  6. Suppliers in the United States of America and Canada are subject to USA and Canadian law and treaties, in particular regarding export of strong encryption algorithms and software. It is the supplier's responsibility to conform to all applicable regulations and statutes.


Kermit software other than Kermit 95, C-Kermit, and MS-DOS Kermit that are in release and on the Kermit Project Web and FTP site as of the date of this document (examples: Kermit-370 for IBM mainframes; Kermit-11 for PDP-11s) may be redistributed without explicit license, but any changes to the source code should be cleared through the Kermit Project. This clause does not necessarily apply to Kermit software releases that might appear in the future.


Companies may license Kermit source code for purposes of adapting it to, or integrating it into, products or services. Contact the Kermit Project's Business Manager to negotiate the terms of the license. However, it should be emphasized that this course is not recommended in environments where an existing Kermit program can operate on its own, since your product will not be able to benefit from bug fixes and improvements that take place afterwards, nor can it be supported by us. Most versions of Kermit software are easy to imbed in other applications, so please think twice before choosing a source code license.


For further information, contact:

Christine M. Gianone
Business Manager
The Kermit Project
Columbia University
612 West 115th Street
New York NY 10025-7799

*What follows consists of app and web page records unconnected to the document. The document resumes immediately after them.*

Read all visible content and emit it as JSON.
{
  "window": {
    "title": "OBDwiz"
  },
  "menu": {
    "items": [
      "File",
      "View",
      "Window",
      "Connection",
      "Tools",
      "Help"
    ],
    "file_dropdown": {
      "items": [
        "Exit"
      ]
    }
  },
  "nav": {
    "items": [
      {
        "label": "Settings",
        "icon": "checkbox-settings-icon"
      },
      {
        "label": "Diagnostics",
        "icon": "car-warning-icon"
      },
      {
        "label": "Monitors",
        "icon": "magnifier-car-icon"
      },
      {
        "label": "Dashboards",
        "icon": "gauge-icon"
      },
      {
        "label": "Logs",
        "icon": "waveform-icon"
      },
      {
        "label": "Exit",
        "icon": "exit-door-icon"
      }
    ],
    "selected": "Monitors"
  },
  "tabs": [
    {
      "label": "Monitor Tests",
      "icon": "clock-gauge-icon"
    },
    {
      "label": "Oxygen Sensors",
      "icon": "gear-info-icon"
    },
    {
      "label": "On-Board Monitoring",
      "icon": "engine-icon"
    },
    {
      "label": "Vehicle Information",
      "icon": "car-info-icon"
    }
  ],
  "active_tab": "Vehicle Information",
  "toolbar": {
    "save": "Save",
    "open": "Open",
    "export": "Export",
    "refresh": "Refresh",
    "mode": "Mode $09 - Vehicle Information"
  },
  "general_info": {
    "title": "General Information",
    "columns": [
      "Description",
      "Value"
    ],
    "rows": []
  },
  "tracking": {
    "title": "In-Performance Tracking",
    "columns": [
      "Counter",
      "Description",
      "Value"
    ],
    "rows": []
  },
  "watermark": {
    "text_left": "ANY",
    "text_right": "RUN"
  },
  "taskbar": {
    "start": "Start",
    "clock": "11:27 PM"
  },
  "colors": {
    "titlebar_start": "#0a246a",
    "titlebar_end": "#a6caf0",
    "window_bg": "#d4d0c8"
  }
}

Telephone: +1 (212) 854-3703
Fax: +1 (212) 662-6442

Kermit Commercial Policy / Columbia University / / 1 January 2002